-- Exercise goal --
Copy out the entries below in full and exactly.

-- Supplied information --
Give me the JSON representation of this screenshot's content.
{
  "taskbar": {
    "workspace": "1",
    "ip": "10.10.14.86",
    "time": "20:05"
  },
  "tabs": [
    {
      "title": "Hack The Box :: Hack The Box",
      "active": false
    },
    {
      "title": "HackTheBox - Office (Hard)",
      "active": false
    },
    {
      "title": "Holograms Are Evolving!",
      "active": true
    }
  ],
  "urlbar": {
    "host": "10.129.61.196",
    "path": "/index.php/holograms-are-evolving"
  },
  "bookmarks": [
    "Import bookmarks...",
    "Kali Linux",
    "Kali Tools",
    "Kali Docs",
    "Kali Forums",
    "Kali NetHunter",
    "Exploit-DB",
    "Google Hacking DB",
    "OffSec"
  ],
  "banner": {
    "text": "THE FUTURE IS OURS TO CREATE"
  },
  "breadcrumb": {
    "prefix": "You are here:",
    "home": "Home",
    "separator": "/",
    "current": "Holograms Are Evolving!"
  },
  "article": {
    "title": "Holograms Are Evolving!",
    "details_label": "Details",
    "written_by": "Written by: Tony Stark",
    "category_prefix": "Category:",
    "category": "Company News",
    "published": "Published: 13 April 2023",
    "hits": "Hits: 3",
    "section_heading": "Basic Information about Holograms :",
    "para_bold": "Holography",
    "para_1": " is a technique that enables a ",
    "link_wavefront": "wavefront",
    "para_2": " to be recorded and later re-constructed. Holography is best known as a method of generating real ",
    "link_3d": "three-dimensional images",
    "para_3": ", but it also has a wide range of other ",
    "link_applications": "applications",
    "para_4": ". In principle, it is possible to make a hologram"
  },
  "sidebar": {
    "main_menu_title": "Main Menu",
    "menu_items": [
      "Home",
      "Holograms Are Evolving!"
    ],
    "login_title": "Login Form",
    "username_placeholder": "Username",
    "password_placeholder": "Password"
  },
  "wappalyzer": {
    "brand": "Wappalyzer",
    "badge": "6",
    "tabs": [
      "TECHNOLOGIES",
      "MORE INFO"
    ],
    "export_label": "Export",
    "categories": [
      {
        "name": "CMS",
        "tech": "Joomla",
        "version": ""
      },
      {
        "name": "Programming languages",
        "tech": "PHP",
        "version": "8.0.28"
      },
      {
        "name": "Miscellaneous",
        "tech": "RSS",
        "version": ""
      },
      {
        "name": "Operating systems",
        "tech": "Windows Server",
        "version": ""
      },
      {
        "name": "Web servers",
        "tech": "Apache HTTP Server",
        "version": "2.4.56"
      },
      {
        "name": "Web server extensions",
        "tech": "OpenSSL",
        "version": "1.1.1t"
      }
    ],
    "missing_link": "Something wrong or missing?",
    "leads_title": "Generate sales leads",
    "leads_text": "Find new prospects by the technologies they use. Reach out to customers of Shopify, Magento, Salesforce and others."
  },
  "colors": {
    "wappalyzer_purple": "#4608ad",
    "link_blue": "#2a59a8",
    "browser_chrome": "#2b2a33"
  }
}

-- Solution to this problem --
Give me the JSON representation of this screenshot's content.
{
  "taskbar": {
    "workspace": "1",
    "ip": "10.10.14.86",
    "time": "20:05"
  },
  "tabs": [
    {
      "title": "Hack The Box :: Hack The Box",
      "active": false
    },
    {
      "title": "HackTheBox - Office (Hard)",
      "active": false
    },
    {
      "title": "Holograms Are Evolving!",
      "active": true
    }
  ],
  "urlbar": {
    "host": "10.129.61.196",
    "path": "/index.php/holograms-are-evolving"
  },
  "bookmarks": [
    "Import bookmarks...",
    "Kali Linux",
    "Kali Tools",
    "Kali Docs",
    "Kali Forums",
    "Kali NetHunter",
    "Exploit-DB",
    "Google Hacking DB",
    "OffSec"
  ],
  "banner": {
    "text": "THE FUTURE IS OURS TO CREATE"
  },
  "breadcrumb": {
    "prefix": "You are here:",
    "home": "Home",
    "separator": "/",
    "current": "Holograms Are Evolving!"
  },
  "article": {
    "title": "Holograms Are Evolving!",
    "details_label": "Details",
    "written_by": "Written by: Tony Stark",
    "category_prefix": "Category:",
    "category": "Company News",
    "published": "Published: 13 April 2023",
    "hits": "Hits: 3",
    "section_heading": "Basic Information about Holograms :",
    "para_bold": "Holography",
    "para_1": " is a technique that enables a ",
    "link_wavefront": "wavefront",
    "para_2": " to be recorded and later re-constructed. Holography is best known as a method of generating real ",
    "link_3d": "three-dimensional images",
    "para_3": ", but it also has a wide range of other ",
    "link_applications": "applications",
    "para_4": ". In principle, it is possible to make a hologram"
  },
  "sidebar": {
    "main_menu_title": "Main Menu",
    "menu_items": [
      "Home",
      "Holograms Are Evolving!"
    ],
    "login_title": "Login Form",
    "username_placeholder": "Username",
    "password_placeholder": "Password"
  },
  "wappalyzer": {
    "brand": "Wappalyzer",
    "badge": "6",
    "tabs": [
      "TECHNOLOGIES",
      "MORE INFO"
    ],
    "export_label": "Export",
    "categories": [
      {
        "name": "CMS",
        "tech": "Joomla",
        "version": ""
      },
      {
        "name": "Programming languages",
        "tech": "PHP",
        "version": "8.0.28"
      },
      {
        "name": "Miscellaneous",
        "tech": "RSS",
        "version": ""
      },
      {
        "name": "Operating systems",
        "tech": "Windows Server",
        "version": ""
      },
      {
        "name": "Web servers",
        "tech": "Apache HTTP Server",
        "version": "2.4.56"
      },
      {
        "name": "Web server extensions",
        "tech": "OpenSSL",
        "version": "1.1.1t"
      }
    ],
    "missing_link": "Something wrong or missing?",
    "leads_title": "Generate sales leads",
    "leads_text": "Find new prospects by the technologies they use. Reach out to customers of Shopify, Magento, Salesforce and others."
  },
  "colors": {
    "wappalyzer_purple": "#4608ad",
    "link_blue": "#2a59a8",
    "browser_chrome": "#2b2a33"
  }
}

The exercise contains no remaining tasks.